> **What you are asked to do**: Go through the data and copy each line that holds "label".

> **Working data**:
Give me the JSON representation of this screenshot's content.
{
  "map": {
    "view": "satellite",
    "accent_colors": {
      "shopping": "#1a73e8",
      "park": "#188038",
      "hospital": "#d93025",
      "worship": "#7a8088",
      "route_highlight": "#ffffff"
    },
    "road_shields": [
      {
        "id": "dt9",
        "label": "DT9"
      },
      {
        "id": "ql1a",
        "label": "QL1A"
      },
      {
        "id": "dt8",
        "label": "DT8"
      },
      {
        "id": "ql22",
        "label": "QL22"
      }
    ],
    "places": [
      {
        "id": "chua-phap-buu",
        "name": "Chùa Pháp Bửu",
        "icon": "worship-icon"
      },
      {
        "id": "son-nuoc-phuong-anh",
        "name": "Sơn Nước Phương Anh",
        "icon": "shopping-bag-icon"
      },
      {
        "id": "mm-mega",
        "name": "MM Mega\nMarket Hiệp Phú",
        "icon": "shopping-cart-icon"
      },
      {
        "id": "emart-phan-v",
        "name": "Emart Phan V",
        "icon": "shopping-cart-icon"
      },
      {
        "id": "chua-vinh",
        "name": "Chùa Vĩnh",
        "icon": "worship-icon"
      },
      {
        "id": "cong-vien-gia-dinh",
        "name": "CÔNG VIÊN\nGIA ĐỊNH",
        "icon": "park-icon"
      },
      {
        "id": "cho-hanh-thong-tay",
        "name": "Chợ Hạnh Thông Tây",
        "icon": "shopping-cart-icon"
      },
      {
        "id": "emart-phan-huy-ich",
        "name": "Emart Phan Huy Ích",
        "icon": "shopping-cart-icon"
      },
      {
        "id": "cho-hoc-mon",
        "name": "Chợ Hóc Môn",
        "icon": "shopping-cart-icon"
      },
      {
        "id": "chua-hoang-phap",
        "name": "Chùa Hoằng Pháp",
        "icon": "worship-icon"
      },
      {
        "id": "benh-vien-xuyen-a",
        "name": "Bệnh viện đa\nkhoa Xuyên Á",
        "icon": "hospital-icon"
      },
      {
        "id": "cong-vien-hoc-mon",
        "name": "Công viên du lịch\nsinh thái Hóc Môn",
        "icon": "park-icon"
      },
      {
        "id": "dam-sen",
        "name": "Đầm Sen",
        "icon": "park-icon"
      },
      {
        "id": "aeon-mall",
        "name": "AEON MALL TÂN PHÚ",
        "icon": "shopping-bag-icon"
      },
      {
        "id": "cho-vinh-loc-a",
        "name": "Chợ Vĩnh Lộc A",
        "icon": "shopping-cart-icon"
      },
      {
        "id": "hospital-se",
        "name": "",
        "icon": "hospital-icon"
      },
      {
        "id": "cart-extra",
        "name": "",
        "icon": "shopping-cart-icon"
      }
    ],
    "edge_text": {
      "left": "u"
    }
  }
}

> **Answer box**:
        "label": "DT9"
        "label": "QL1A"
        "label": "DT8"
        "label": "QL22"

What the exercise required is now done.